Internal gravity waves (internal waves) are like surface waves (e.g., on water) but are internal to the fluid and instead of being ripples on the surface of a fluid, are, for example, ripples on a surface between two regions of different density. They can also occur if the change in density is continuous (smooth) rather than discontinuous (abrupt, i.e., a surface). Like surface waves, the gravitational force is the "spring" that is being exercised by the wave.

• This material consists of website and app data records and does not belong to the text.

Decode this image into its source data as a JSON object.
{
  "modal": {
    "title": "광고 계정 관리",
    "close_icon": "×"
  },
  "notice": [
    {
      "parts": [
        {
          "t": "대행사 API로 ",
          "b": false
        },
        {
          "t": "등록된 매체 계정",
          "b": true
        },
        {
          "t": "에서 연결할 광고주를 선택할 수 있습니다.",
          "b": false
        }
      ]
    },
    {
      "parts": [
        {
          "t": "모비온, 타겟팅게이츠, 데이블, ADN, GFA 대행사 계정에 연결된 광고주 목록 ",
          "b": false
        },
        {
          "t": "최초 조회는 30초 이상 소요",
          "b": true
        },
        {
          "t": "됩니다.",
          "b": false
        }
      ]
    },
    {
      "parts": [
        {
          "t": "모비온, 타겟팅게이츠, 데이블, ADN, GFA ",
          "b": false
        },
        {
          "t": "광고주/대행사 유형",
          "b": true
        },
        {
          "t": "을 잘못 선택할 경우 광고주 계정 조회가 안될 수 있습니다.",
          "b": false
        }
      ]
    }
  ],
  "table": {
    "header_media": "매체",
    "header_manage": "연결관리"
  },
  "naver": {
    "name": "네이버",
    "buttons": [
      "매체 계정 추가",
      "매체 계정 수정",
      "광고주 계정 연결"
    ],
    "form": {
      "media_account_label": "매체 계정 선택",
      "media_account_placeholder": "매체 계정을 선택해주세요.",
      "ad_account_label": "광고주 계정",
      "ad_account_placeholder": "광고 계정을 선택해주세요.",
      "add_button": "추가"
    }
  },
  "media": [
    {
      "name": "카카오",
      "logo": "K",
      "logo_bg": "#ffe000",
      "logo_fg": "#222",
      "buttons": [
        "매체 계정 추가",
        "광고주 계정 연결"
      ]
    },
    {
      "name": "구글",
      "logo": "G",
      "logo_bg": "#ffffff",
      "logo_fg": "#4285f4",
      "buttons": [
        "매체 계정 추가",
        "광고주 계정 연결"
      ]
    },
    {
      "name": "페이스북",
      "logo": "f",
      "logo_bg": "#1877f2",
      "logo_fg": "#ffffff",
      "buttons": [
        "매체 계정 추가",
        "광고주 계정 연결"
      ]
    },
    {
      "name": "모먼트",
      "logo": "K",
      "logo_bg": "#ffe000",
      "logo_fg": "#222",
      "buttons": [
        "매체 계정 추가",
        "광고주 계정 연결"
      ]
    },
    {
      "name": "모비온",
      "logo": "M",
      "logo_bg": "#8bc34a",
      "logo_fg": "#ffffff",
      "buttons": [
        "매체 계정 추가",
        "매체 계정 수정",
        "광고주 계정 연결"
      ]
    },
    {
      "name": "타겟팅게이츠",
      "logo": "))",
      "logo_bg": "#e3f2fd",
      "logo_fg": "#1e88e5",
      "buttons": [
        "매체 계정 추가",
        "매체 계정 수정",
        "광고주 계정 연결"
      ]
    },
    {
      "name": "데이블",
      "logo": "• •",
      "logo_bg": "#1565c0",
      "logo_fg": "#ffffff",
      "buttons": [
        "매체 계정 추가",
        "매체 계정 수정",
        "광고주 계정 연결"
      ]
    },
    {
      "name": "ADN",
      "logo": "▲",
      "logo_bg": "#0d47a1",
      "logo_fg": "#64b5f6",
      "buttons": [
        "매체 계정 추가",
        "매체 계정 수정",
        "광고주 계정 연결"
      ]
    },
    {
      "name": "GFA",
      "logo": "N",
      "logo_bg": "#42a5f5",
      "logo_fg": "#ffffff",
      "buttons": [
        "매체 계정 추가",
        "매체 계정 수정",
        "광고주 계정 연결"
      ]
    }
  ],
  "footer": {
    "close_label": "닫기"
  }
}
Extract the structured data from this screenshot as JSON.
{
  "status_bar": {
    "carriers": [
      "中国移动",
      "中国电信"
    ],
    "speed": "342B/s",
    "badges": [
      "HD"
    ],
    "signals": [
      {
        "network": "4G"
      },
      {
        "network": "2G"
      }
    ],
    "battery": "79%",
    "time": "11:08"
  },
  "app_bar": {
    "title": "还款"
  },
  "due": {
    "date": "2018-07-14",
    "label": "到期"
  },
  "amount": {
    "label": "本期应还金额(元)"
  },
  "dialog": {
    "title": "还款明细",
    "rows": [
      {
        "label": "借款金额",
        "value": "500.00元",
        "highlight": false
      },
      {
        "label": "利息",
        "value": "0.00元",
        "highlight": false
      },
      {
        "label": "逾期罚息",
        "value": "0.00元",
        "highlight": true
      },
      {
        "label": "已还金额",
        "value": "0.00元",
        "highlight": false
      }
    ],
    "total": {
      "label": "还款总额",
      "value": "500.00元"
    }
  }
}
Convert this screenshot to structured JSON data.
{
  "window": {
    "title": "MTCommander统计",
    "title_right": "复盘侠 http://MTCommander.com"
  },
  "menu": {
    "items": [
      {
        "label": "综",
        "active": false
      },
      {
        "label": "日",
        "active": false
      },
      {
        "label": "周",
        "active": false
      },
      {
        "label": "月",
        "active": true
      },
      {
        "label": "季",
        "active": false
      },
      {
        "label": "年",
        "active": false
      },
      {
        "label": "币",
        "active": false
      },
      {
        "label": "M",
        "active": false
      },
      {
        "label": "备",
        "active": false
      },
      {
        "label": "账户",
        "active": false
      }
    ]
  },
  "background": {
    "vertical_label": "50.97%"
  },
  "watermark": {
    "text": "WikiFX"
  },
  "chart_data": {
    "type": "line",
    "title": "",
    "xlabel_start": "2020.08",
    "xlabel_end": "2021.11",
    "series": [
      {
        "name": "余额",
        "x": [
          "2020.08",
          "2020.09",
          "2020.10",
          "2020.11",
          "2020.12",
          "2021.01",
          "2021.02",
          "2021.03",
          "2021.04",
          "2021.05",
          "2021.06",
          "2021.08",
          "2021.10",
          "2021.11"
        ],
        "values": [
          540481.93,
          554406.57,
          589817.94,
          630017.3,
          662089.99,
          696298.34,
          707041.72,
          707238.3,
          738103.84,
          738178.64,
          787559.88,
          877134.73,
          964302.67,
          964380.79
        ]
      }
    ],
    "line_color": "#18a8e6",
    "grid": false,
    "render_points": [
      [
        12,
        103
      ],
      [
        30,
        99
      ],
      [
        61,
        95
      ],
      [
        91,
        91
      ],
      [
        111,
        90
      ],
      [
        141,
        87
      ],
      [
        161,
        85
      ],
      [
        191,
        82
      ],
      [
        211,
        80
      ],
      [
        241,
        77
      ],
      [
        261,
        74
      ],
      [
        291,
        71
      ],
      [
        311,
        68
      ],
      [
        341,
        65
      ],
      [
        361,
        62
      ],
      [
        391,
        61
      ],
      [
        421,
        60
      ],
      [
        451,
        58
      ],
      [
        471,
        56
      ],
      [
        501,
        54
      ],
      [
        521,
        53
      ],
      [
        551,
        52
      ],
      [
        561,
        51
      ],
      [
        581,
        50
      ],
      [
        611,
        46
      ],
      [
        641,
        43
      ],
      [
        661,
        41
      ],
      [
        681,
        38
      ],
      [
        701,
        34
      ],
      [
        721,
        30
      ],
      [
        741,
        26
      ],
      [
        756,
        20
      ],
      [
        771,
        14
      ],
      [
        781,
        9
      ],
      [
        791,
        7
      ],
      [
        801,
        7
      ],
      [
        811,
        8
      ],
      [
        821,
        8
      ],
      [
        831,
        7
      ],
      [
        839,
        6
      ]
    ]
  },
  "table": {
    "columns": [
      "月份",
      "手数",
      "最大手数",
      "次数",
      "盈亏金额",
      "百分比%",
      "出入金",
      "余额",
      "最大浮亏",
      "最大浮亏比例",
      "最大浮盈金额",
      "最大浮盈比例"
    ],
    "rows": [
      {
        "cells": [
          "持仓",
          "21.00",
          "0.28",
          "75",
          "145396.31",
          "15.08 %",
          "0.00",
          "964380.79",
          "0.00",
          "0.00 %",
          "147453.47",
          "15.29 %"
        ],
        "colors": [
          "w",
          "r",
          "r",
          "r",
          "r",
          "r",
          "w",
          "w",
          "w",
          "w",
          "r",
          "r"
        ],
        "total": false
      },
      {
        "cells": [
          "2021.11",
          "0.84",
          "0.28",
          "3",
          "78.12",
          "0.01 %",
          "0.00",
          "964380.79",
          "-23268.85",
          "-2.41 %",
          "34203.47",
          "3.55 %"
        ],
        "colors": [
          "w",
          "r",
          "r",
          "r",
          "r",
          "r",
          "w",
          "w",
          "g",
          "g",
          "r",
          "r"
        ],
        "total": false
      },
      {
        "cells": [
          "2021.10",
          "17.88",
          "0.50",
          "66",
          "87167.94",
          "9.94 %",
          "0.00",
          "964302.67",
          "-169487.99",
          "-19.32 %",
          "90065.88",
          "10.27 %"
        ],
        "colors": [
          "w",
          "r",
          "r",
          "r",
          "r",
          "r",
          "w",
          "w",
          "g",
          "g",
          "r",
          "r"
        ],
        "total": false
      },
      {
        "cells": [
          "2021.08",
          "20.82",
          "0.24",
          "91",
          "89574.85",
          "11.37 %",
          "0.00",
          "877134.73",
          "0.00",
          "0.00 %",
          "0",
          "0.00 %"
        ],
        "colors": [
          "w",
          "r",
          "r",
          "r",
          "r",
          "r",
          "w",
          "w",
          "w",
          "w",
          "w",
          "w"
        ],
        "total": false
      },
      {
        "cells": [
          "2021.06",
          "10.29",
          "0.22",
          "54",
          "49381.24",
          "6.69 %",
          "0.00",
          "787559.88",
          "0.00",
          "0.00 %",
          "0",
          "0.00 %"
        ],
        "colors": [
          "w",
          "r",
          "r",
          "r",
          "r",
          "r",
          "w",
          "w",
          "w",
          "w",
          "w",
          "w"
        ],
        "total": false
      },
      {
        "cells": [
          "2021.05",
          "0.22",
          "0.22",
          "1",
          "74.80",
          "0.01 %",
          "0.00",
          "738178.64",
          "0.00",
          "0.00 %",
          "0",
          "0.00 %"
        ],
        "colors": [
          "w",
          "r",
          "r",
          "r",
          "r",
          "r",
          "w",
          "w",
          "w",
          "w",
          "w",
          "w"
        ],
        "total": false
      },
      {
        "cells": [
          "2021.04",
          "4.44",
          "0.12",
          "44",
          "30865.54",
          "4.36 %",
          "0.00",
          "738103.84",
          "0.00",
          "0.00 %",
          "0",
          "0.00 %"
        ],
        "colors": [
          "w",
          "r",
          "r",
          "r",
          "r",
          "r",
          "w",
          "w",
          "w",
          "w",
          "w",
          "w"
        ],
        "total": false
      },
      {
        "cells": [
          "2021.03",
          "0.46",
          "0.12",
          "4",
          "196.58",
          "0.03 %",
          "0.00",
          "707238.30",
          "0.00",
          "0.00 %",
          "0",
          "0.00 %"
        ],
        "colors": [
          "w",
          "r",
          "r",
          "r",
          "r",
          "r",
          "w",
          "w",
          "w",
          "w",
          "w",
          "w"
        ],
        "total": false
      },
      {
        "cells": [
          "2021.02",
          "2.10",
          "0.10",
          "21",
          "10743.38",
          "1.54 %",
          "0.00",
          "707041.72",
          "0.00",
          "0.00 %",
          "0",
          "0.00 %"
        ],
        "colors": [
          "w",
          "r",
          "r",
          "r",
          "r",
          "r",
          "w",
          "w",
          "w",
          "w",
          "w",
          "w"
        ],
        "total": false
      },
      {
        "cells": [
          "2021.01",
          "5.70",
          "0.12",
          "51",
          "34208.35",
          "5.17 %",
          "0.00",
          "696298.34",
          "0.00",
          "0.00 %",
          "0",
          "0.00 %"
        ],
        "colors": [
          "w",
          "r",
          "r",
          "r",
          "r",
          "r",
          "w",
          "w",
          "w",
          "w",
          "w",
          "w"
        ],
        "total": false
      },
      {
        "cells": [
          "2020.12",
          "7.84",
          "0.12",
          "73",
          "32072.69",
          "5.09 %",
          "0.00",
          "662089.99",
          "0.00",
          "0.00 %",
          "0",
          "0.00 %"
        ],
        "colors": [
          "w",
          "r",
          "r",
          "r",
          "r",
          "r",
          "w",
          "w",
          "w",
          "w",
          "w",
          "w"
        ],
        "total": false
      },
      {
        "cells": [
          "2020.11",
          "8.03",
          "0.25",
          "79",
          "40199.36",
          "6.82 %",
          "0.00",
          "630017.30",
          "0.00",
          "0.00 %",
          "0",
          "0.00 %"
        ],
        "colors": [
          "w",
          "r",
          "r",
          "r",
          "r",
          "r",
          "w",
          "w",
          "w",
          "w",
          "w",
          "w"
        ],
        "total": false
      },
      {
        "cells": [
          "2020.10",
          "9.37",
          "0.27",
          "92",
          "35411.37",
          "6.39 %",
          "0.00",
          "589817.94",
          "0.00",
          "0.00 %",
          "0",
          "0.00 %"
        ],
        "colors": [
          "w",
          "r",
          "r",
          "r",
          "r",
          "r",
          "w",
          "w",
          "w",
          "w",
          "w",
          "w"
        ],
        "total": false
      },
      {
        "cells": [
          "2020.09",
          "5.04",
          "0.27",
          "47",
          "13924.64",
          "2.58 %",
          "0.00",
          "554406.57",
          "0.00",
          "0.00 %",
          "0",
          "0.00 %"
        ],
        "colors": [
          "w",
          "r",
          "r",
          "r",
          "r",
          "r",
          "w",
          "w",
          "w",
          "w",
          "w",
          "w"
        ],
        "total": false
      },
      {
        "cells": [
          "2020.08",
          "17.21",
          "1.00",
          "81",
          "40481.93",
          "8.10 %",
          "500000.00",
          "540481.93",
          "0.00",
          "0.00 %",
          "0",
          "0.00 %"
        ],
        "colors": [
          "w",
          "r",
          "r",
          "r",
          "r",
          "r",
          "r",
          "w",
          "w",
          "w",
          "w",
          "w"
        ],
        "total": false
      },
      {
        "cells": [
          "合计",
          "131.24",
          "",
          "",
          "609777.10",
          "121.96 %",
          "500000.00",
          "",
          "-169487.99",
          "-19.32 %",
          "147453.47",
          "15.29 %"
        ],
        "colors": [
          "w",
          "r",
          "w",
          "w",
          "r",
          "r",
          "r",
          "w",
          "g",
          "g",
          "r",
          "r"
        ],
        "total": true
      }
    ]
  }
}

Internal gravity waves occur in atmospheres, including Earth's, where they are sometimes made visible by clouds: the waves themselves can instigate cloud formation in patterns (wave cloud) or can be illustrated by clouds (e.g., cirrus clouds) which can make visible their breaking (breaking atmospheric wave). These wave phenomena are of interest in the study of other atmospheres, e.g., of solar system planets and moons and extra-solar planets.